### How to complete this task
Wherever the string "POLB" shows up in the data below, copy the whole line.

### Data extracts
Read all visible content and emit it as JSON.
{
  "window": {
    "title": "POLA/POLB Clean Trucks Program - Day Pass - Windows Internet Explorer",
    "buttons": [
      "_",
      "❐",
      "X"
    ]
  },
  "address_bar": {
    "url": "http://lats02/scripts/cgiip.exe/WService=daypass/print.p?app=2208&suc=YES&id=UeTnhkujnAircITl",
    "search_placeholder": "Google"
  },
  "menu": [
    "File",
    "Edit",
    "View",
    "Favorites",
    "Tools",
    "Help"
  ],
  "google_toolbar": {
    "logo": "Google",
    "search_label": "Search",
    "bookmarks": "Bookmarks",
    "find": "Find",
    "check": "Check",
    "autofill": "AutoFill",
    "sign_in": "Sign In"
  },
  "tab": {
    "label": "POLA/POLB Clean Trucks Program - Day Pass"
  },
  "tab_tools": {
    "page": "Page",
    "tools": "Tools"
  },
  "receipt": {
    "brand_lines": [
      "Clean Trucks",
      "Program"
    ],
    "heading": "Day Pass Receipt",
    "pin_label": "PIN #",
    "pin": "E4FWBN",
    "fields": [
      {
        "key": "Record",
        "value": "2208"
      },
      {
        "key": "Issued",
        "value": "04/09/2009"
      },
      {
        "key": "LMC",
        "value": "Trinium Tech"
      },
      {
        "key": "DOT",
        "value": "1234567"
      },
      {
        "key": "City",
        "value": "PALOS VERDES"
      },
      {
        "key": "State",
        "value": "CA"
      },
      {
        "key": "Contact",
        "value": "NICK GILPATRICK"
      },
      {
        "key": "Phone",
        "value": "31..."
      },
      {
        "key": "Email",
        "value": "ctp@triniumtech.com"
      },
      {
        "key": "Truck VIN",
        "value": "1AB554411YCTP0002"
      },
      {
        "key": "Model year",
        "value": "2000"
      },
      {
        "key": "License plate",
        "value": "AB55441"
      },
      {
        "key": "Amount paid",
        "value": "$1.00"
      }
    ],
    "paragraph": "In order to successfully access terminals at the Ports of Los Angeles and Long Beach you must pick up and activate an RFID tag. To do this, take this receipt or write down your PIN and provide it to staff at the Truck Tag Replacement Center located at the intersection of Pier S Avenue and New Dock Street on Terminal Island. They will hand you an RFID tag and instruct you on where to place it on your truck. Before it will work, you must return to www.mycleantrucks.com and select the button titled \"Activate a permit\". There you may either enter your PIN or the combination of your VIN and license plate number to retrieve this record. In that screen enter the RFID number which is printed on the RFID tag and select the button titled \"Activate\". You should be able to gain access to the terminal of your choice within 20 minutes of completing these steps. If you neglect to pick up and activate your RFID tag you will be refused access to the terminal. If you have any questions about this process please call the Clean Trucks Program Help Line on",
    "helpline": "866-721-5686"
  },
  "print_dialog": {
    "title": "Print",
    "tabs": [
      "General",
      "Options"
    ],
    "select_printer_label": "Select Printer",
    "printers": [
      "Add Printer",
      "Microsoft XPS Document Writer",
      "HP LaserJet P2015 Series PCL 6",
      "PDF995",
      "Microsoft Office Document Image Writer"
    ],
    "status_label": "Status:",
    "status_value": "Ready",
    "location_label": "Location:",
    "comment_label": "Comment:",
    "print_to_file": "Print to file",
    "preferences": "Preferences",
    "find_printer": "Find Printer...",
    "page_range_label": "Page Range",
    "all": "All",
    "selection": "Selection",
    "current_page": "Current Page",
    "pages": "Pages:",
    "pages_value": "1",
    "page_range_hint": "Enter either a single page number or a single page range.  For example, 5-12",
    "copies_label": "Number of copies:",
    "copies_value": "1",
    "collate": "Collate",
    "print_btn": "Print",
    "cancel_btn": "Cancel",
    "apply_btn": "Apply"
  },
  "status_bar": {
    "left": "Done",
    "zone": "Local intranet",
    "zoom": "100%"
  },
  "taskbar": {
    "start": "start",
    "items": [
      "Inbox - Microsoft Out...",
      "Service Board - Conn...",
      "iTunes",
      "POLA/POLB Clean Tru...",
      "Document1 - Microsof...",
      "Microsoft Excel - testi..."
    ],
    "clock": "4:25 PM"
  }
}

### Written solution
    "title": "POLA/POLB Clean Trucks Program - Day Pass - Windows Internet Explorer",
    "label": "POLA/POLB Clean Trucks Program - Day Pass"
      "POLA/POLB Clean Tru...",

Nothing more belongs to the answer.